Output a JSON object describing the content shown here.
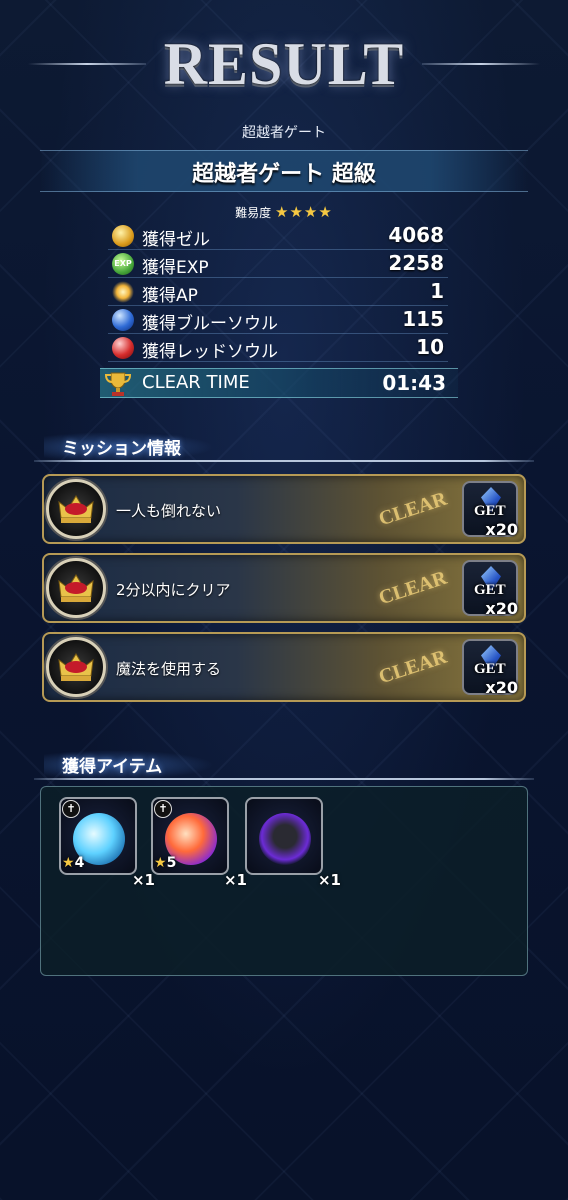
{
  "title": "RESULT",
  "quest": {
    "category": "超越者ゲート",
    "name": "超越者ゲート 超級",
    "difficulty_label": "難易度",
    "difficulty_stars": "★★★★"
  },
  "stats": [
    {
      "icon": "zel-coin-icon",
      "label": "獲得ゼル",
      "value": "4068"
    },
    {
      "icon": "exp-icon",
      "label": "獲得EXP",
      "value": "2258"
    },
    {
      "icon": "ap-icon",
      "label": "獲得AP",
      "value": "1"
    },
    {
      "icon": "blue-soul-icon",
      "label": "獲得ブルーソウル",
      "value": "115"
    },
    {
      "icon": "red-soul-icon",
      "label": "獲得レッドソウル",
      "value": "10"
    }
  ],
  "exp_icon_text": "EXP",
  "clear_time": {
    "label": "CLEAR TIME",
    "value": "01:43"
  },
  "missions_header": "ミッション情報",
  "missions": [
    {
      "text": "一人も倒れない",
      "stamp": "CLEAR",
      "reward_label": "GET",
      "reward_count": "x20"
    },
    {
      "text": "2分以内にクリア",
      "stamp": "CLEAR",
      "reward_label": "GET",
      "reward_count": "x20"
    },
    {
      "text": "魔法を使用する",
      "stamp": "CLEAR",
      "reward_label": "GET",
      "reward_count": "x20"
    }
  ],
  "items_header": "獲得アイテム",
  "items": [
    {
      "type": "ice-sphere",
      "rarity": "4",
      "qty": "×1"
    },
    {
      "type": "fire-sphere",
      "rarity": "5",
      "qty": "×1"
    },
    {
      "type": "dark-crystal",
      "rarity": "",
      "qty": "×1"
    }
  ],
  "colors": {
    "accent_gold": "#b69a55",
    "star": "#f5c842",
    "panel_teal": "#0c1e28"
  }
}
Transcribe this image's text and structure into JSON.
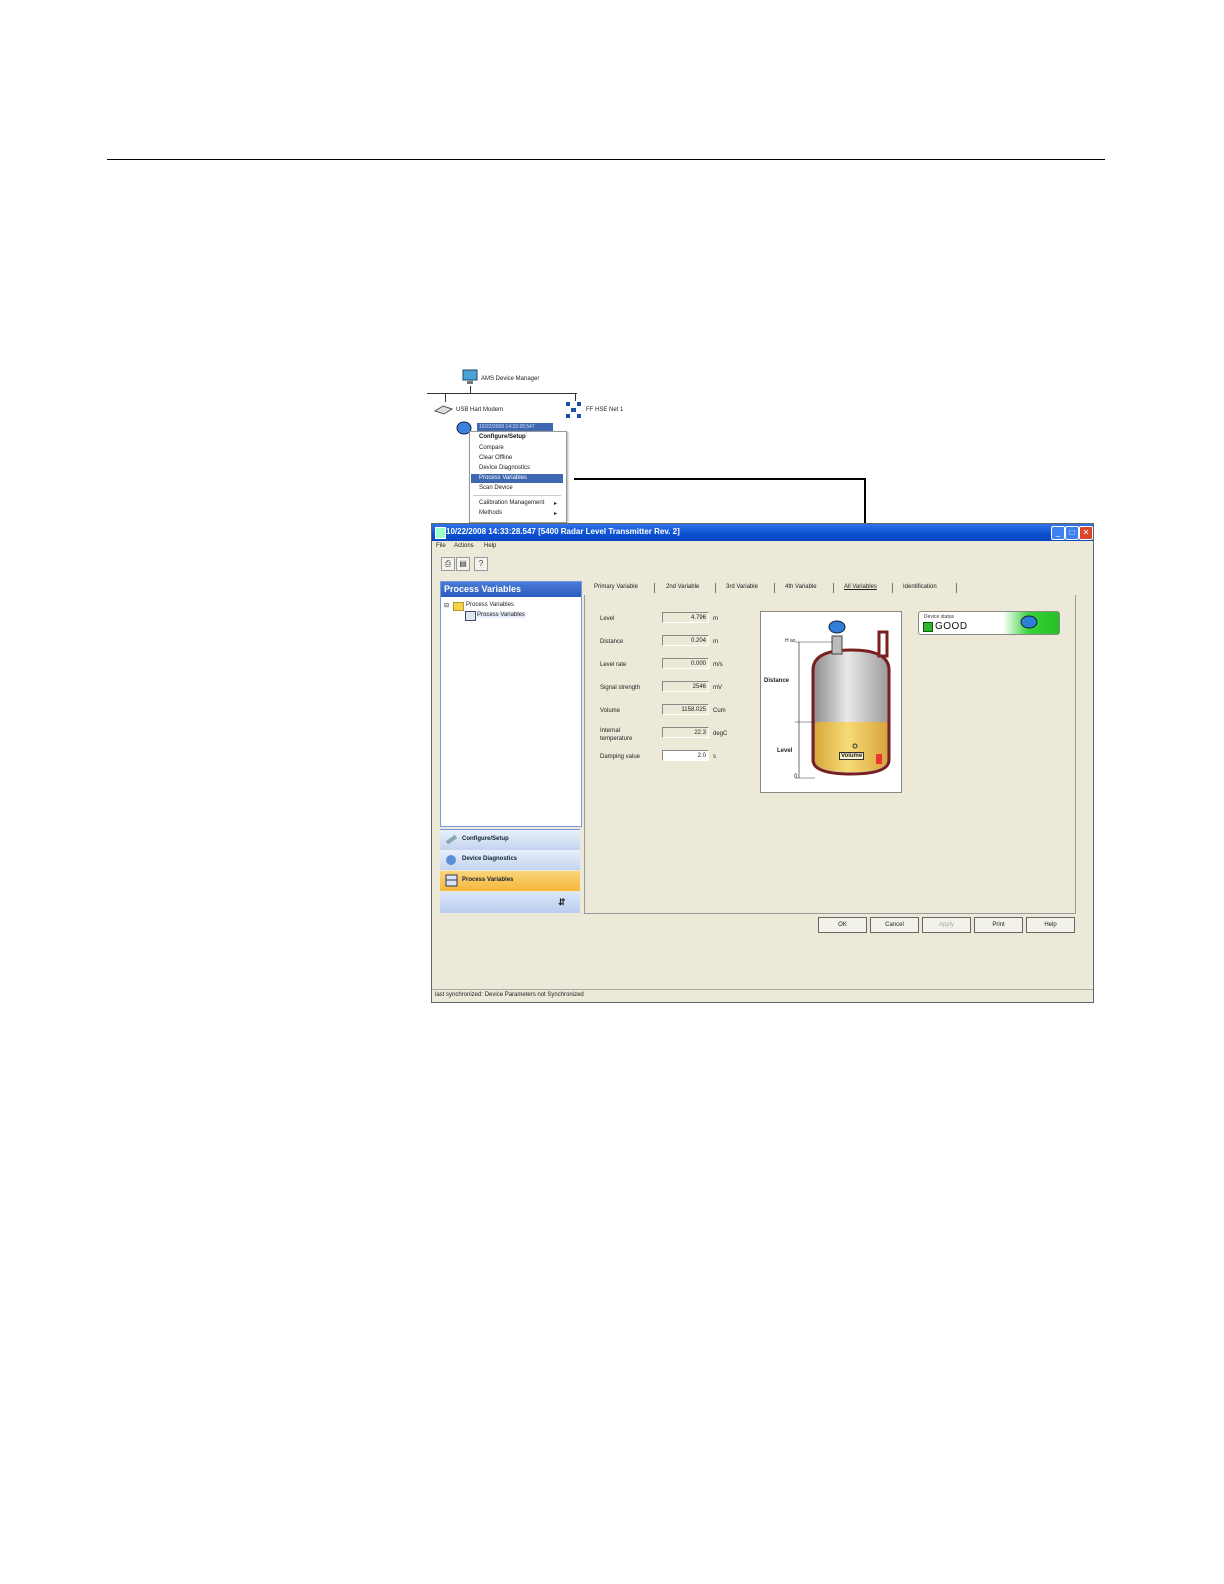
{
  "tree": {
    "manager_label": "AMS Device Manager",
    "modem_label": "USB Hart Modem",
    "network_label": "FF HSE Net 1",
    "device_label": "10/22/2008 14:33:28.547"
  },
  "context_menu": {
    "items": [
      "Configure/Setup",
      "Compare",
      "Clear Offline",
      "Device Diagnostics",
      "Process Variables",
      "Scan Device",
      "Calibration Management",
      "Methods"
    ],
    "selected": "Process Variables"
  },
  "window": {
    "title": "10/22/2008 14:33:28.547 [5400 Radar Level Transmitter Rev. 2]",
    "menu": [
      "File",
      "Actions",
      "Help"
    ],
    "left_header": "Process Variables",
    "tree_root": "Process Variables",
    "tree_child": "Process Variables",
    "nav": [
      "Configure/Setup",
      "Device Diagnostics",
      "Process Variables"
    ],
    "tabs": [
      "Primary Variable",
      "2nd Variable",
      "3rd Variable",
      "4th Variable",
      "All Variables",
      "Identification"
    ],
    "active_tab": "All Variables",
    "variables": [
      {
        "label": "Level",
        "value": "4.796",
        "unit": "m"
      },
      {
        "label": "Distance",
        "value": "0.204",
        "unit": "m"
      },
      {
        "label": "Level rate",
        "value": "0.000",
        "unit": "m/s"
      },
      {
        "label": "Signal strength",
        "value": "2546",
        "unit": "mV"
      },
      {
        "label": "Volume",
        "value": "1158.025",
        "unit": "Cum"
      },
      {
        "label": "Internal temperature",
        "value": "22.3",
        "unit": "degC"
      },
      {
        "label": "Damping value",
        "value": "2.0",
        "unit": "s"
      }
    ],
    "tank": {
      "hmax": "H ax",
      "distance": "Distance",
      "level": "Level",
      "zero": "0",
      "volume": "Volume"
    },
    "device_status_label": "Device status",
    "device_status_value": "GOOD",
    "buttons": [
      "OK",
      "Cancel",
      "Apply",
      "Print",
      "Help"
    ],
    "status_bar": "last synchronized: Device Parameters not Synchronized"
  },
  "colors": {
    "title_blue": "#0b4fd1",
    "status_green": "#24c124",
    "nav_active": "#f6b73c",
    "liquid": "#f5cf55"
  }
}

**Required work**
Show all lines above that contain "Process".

**Written answer**
      "Process Variables",
    "selected": "Process Variables"
    "left_header": "Process Variables",
    "tree_root": "Process Variables",
    "tree_child": "Process Variables",
      "Process Variables"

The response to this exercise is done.